The Talmud recounts the tale of a man who died young. The matter troubled his wife greatly, until Elijah the prophet revealed himself to her and explained that her husband had been punished for laxness in upholding the laws of family purity (B. Shabbat 13 a-b). This paper challenges Naomi Englard-Schaffer’s contention that the entire story is post-Talmudic based on its use of the phrase yemei libunech, which has no parallel in rabbinical literature. Notably, use of a unique term is surely not the only possible identifying element, particularly in light of differences among various sub-categories of rabbinical language used simultaneously in the Land of Israel and in Babylon during the Mishnaic and Talmudic periods.
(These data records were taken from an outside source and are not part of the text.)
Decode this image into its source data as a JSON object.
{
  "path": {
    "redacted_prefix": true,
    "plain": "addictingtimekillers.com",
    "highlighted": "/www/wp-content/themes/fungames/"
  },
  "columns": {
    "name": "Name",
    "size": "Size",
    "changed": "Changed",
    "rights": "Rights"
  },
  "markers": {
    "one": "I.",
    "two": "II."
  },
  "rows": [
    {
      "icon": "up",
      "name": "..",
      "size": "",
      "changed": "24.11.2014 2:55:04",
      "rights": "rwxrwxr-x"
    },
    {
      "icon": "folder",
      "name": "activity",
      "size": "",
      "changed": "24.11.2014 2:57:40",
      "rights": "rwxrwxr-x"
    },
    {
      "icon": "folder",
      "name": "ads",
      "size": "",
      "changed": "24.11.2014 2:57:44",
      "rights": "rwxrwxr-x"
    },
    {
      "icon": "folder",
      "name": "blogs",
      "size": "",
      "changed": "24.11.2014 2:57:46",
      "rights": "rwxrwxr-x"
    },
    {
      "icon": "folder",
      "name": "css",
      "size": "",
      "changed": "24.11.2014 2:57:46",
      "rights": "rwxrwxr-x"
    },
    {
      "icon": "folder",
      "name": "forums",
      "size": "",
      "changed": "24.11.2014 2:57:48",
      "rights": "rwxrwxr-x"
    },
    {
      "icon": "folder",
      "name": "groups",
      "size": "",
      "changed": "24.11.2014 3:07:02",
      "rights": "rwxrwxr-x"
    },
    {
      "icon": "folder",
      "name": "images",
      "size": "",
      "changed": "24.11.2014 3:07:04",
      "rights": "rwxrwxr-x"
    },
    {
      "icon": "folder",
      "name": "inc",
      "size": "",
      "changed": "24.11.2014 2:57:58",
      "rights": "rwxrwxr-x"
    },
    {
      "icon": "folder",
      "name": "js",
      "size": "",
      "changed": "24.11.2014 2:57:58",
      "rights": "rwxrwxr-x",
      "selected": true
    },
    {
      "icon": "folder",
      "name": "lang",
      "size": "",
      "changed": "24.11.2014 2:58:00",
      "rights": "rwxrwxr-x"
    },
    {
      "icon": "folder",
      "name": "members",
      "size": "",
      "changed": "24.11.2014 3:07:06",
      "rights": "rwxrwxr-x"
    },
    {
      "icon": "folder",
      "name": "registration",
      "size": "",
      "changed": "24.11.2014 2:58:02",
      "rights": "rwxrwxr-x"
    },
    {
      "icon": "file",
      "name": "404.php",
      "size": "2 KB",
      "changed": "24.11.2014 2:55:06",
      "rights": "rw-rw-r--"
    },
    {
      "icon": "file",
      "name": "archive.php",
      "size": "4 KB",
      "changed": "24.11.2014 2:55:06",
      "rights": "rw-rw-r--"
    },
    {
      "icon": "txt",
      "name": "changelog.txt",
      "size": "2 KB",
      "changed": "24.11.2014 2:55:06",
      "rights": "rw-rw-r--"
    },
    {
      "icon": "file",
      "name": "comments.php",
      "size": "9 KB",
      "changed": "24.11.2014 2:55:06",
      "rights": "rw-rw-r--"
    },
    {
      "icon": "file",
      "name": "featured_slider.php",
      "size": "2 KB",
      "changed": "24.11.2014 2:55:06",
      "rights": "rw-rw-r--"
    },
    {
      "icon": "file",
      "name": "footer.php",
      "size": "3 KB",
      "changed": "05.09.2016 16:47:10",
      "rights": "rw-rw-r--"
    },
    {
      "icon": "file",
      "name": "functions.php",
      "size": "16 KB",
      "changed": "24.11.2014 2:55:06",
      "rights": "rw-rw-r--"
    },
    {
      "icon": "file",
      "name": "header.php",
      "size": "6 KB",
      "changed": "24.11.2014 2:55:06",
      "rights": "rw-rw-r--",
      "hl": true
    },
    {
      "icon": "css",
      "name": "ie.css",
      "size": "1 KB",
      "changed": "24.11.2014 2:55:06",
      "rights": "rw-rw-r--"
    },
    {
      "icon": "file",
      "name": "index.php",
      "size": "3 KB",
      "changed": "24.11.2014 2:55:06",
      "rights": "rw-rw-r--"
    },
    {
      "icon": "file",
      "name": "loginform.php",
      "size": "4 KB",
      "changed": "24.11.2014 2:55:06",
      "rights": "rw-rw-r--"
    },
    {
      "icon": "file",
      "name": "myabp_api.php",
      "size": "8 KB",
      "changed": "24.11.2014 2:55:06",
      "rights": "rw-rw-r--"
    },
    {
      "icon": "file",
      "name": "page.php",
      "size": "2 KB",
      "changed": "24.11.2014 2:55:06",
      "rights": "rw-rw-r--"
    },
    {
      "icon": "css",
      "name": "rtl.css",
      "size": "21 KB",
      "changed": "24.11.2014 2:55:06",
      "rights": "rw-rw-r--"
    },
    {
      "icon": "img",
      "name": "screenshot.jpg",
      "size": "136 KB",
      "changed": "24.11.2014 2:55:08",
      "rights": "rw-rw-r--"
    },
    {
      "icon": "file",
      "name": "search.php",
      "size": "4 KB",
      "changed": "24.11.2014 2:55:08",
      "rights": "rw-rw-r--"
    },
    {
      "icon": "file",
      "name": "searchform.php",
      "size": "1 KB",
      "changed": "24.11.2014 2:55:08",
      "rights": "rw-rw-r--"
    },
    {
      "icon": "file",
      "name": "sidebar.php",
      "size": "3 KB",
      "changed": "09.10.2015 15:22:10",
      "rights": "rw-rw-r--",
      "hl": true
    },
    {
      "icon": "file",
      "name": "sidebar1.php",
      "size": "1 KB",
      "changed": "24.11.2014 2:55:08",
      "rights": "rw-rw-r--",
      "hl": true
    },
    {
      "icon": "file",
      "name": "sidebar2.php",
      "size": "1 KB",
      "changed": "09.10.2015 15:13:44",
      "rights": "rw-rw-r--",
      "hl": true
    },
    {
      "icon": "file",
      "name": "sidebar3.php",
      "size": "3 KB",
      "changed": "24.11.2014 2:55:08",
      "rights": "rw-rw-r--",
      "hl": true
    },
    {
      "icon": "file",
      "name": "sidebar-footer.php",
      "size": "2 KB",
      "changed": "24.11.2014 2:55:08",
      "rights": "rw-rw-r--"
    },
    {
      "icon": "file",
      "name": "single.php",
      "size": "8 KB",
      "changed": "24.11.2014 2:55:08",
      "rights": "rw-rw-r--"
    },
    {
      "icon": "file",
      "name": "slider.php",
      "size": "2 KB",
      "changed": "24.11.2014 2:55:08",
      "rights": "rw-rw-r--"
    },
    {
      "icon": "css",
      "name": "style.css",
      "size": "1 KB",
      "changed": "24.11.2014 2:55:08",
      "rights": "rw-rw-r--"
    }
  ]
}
Englard-Schaffer’s treatment of explicit Talmudic elements that appear in the text is also re-examined: the opening phrase tani and statements relating to the story made by two prominent Amoriam. Finally, the author challenges Englard Schaffer’s contention that the main purpose of the story is related less to halakhic instruction than to the moral message it expresses. Examined from the perspective of halakhic ruling, the author shows that basic halakhic practices kept in Jewish homes over the centuries are directly linked to this talmudic story.